Alzheimer's disease reversed in mice using caffeine

Monday, July 6, 2009

Comparison of a normal human brain with the brain of an Alzheimer's patient

Two studies published in the July 2009 issue of the Journal of Alzheimer's Disease point to caffeine as reducing beta amyloid, a protein that in sticky clumps called senile plaque is a sign of Alzheimer's disease.

Researchers had 55 mice who were genetically altered and exhibited memory loss at age 18 to 19 months (close to about age 70 in a human). Half the mice received the equivalent of five 8 ounce cups of regular coffee a day or 500 milligrams, about the same as in two cups of specialty coffees like Starbucks, in their drinking water. This half of the mice recovered and had memories as sharp as older mice who did not have dementia.

"The new findings provide evidence that caffeine could be a viable 'treatment' for established Alzheimer's disease, and not simply a protective strategy," said Gary Arendash, PhD, a University of South Florida neuroscientist with the Florida Alzheimer's Disease Research Center and a lead author of a study. "That's important because caffeine is a safe drug for most people, it easily enters the brain, and it appears to directly affect the disease process."

The researchers hope to begin human trials based on their two months work in mice. Neil Hunt, CEO of the Alzheimer's Society said, "[M]uch more research is needed to determine whether drinking coffee has the same impact in people. It is too soon to say whether a cup of coffee is anything more than a pleasant pick me up."

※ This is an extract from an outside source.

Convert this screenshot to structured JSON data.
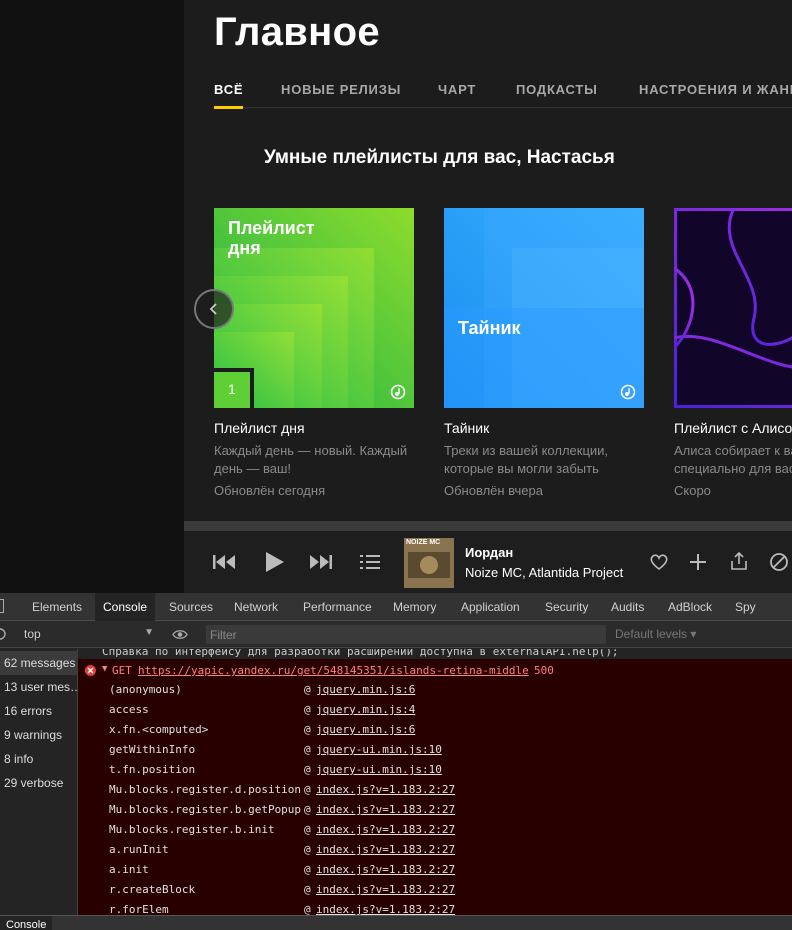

Arendash GW, Mori T, Cao C, Mamcarz M, Runfeldt M, Dickson A, Rezai-Zadeh K, Tan J, Citron BA, Lin X, Echeverria V, and Potter H. Caffeine Reverses Cognitive Impairment and Decreases Brain Amyloid-β Levels in Aged Alzheimer's Disease Mice. Journal of Alzheimer's Disease, 2009; 17:3: . Cao C, Cirrito JR, Lin X, Wang L, Verges DK, Dickson A, Mamcarz M, Zhang C, Mori T, Arendash GW, Holzman DN, and Potter H. Caffeine Suppresses Amyloid-β Levels in Plasma and Brain of Alzheimer's Disease Transgenic Mice. Journal of Alzheimer's Disease, 2009; 17:3: .